◆ Exercise details
If a line in the records below includes the word "music", count it, then give the total and nothing else.
Start of Block
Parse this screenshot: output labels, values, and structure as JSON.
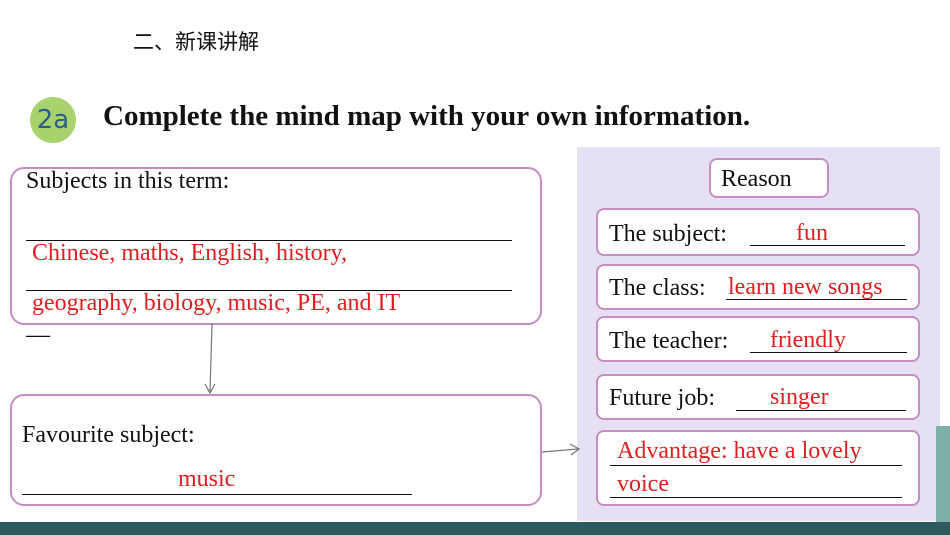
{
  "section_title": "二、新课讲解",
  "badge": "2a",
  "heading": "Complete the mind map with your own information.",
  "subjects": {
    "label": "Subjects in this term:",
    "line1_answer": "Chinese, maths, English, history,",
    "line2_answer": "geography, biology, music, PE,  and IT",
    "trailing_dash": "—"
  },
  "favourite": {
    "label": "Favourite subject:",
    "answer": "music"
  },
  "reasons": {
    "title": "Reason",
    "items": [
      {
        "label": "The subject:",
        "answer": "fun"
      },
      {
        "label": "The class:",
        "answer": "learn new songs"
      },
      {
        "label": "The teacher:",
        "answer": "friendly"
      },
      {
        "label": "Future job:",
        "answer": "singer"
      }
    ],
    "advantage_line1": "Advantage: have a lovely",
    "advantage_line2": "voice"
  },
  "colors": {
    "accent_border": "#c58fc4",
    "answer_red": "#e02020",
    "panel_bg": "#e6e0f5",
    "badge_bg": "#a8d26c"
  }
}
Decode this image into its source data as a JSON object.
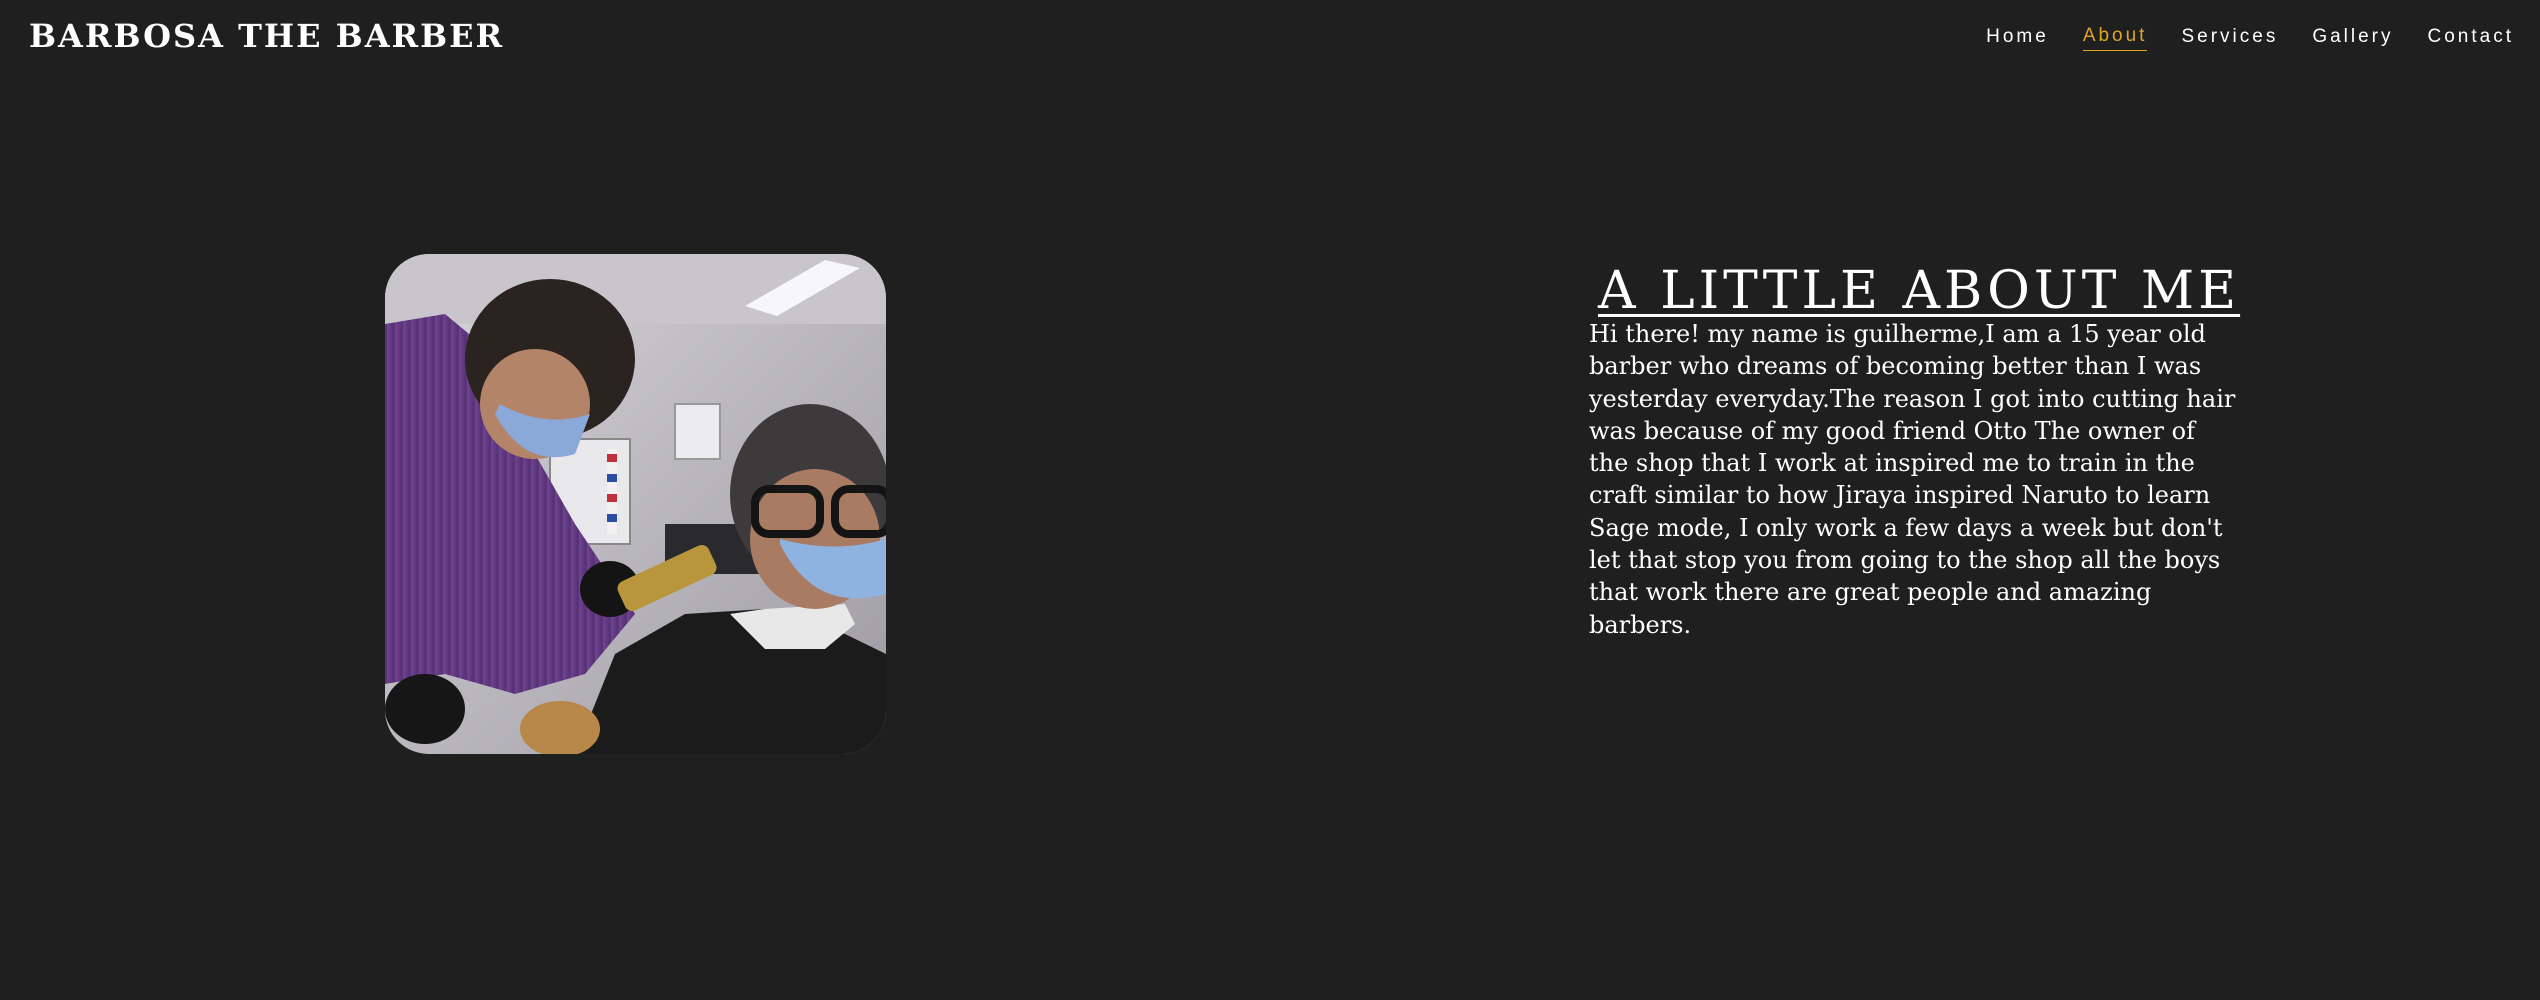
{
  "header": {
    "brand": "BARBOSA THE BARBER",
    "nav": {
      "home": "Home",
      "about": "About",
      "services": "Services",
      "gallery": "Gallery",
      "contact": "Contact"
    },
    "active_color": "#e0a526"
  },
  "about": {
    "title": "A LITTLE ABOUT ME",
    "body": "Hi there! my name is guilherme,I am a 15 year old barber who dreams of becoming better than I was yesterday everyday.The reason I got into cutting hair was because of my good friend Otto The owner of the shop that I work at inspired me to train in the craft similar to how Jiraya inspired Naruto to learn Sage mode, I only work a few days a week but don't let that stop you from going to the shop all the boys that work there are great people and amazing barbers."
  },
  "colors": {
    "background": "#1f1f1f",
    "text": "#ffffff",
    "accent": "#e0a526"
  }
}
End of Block
◆ Solution to this exercise
2